Established in 1865 in an effort to bring peace to south central New Mexico.
Fort Selden was built in the Mesilla Valley in 1865 to protect settlers and travelers from escalating hostilities as settlers encroached on the Mescalero Apache homelands. Fort Selden housed the famous Buffalo Soldiers, the name given to African American regiments by the Native Americans.
In 1880, the Chiricahua Apache leader Geronimo fled the confines of the San Carlos Reservation in Arizona to launch the final years of the Apache Wars. The military, fearing the worst, reoccupied Fort Selden, which they had abandoned just two years earlier.
During the next decade, Fort Selden was the home of a boy who would become a famous warrior himself — Douglas MacArthur, whose father was post commander. By 1890, hostilities had calmed, and in 1891, troops again were withdrawn from the fort.
New Mexico CulturePass
Your ticket to 15 exceptional Museums and Historic Sites. From Indian treasures to space exploration, world-class folk art to awesome dinosaurs—our museums and monuments celebrate the essence of New Mexico every day.
More Info »
Featured DCA Exhibitions
The Naturalist Center is a hands-on educational exhibition where visitors of all ages can learn about the natural world of New Mexico.
Showcases some of the Museum's most celebrated objects including a real "moon rock," rare replicas of the first man-made satellites, Sputnik and Explorer, and the Gargoyle, an early guided missile.
A visitor favorite, Multiple Visions: A Common Bond, features some of the more than 100,000 objects gifted to the museum by Alexander Girard.

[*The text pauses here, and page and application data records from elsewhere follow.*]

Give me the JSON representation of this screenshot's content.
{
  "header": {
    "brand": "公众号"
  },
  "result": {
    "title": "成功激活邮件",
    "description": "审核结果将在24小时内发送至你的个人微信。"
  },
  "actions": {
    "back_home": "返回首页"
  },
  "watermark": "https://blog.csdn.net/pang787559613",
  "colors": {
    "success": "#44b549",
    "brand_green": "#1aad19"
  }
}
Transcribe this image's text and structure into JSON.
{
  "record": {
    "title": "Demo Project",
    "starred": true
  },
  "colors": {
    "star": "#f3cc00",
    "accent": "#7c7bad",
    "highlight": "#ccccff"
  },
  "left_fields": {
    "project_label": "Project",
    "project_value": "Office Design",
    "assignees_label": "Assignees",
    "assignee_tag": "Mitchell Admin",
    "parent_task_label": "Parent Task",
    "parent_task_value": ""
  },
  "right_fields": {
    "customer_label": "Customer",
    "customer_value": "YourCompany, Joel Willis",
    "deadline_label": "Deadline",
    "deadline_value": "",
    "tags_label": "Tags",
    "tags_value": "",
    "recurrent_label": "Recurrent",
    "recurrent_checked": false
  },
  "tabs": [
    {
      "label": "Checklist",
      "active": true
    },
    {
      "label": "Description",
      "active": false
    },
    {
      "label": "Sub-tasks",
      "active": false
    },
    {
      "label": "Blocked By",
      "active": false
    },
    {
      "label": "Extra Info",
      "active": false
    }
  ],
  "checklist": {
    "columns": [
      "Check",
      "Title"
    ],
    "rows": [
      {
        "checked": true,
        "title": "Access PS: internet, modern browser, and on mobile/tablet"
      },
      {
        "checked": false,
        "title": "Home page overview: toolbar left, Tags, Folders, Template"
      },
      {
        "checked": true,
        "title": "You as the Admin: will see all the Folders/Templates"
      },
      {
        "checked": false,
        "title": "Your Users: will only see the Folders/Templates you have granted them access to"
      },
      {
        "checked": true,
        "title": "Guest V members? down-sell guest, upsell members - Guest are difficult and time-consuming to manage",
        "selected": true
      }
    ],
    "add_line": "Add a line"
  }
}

During 2007 and 2008, flying at alarmingly low altitudes and slow speeds,photographer Adriel Heisey leaned out the door of his light plane, and holding his camera with both hands, re-photographed some of the Southwest’s most significant archaeological sites that Charles Lindbergh and his new bride Anne photographed in 1929.